### WHAT TO WORK ON:
A single number is required: the count of lines in the entries below that include the word "ctrl".

[Element data from apps and pages]

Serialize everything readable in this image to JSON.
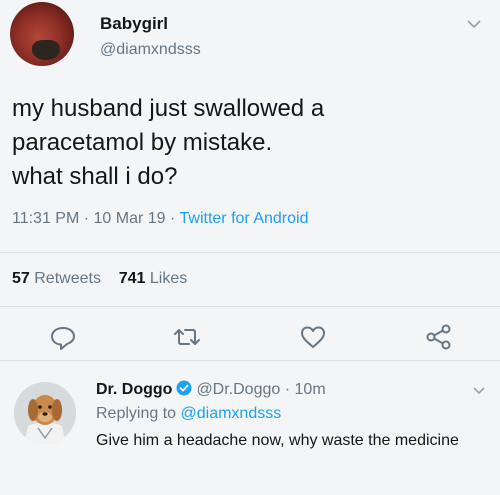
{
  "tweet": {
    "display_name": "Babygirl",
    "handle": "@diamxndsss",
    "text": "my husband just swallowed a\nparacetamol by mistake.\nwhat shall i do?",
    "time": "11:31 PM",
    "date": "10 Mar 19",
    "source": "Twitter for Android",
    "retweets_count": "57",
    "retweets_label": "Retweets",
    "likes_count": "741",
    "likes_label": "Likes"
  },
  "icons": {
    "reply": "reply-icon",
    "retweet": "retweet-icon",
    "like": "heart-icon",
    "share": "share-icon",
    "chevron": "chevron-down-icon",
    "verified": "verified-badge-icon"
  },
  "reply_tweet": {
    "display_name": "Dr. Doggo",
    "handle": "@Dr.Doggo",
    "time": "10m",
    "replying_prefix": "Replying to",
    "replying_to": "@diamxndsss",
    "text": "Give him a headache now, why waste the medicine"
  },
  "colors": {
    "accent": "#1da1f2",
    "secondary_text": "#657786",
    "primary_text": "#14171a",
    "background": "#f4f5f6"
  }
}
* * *
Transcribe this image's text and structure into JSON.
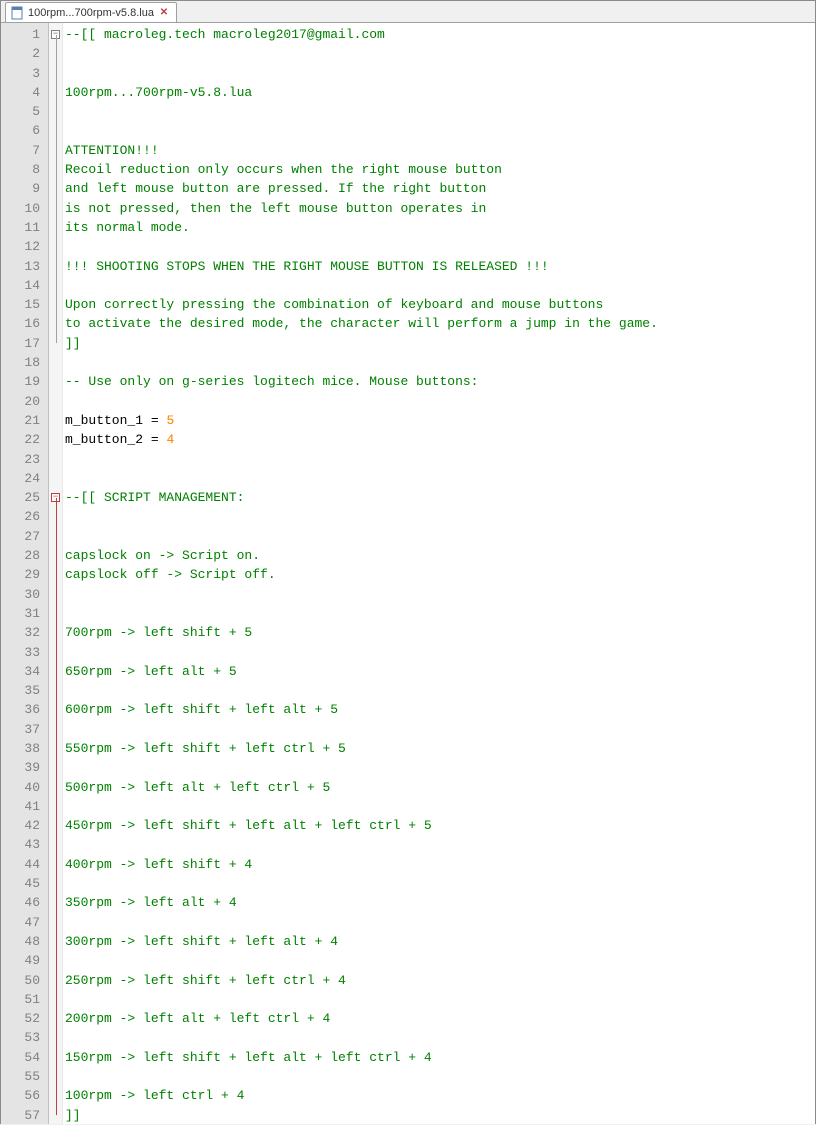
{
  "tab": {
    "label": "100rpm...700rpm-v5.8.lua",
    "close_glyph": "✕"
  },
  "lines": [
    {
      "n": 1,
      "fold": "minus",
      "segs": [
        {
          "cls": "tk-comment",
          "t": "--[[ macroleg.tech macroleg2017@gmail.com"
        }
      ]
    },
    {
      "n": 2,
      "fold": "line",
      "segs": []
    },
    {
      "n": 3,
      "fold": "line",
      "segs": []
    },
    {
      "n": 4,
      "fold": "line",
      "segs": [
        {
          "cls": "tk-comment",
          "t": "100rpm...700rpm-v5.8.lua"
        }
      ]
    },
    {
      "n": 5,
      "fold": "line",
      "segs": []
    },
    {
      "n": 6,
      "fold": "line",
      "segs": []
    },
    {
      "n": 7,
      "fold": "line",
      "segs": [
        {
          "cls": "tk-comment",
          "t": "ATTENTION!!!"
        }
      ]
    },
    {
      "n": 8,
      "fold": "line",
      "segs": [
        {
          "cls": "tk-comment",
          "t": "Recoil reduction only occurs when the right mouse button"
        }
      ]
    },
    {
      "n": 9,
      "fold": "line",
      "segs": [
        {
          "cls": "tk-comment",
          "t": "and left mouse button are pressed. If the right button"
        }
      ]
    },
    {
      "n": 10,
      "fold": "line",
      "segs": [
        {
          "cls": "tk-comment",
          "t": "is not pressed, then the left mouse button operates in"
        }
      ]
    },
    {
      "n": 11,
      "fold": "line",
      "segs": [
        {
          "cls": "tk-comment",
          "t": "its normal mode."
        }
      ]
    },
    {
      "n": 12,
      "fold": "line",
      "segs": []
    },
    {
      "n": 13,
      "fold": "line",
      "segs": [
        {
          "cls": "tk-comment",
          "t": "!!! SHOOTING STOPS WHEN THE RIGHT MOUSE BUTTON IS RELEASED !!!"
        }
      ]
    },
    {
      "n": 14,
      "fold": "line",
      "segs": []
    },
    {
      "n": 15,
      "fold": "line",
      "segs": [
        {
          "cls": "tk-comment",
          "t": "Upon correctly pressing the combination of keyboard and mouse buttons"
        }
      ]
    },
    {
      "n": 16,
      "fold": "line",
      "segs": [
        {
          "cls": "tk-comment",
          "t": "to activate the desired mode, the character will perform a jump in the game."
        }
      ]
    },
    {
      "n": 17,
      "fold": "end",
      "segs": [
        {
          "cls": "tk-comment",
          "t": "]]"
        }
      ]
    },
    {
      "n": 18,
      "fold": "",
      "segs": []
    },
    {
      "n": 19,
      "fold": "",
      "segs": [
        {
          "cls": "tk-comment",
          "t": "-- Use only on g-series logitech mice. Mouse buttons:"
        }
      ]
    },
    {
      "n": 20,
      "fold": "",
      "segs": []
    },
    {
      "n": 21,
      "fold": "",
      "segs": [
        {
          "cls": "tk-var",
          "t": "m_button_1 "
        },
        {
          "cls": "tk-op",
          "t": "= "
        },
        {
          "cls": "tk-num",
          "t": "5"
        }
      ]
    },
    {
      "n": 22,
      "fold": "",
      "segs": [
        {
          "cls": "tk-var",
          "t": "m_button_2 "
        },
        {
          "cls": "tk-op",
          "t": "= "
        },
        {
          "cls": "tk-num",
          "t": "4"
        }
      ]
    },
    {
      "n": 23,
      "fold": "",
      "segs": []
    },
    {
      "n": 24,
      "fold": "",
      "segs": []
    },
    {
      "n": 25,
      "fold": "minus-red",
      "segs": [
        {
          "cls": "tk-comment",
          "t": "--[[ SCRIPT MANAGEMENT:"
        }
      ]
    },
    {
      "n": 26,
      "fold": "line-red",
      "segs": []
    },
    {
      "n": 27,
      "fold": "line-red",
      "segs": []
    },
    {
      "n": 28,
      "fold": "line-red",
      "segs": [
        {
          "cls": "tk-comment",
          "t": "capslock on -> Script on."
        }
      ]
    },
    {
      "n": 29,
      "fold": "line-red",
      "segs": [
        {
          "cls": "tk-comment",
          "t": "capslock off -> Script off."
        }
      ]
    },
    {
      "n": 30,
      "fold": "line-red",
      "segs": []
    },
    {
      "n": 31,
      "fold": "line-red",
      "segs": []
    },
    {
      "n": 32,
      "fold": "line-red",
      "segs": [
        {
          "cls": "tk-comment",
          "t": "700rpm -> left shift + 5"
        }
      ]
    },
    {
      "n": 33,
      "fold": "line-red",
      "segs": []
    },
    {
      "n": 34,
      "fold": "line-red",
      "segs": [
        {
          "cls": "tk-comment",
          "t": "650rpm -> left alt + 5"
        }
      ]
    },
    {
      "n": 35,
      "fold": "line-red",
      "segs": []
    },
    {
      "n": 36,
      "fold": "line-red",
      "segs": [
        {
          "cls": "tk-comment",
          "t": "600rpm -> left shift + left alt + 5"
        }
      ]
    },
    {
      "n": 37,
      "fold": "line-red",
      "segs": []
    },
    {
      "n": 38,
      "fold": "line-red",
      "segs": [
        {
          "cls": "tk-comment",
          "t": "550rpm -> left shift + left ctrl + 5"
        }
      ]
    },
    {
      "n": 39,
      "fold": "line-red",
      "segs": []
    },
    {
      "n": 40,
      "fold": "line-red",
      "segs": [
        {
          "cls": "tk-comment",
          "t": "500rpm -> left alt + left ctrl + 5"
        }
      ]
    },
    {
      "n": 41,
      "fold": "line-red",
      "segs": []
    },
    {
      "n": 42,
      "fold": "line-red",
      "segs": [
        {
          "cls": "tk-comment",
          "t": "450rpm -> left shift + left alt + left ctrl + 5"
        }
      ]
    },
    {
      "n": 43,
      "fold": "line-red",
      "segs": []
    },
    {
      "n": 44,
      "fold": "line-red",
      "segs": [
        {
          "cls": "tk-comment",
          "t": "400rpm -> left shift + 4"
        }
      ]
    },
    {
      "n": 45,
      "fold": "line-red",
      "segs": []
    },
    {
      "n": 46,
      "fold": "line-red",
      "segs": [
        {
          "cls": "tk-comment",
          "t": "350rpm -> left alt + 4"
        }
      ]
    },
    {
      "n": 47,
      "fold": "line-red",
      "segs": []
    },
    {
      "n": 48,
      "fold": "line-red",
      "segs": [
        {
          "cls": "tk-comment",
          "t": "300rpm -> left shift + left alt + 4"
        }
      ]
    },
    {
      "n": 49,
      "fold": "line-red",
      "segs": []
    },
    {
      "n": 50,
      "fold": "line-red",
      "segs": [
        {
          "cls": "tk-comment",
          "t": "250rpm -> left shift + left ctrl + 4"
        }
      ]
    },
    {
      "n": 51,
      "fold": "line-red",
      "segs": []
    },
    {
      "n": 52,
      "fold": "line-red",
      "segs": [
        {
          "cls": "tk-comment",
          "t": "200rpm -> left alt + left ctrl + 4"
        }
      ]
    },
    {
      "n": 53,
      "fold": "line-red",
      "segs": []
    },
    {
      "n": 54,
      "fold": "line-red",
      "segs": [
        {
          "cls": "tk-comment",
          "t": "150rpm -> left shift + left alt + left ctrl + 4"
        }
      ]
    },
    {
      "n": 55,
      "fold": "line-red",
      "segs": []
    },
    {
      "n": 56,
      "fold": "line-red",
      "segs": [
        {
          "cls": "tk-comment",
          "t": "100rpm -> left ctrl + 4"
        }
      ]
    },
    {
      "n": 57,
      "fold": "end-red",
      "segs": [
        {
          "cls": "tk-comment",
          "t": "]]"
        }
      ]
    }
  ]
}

### RESPONSE TO THE EXERCISE:
7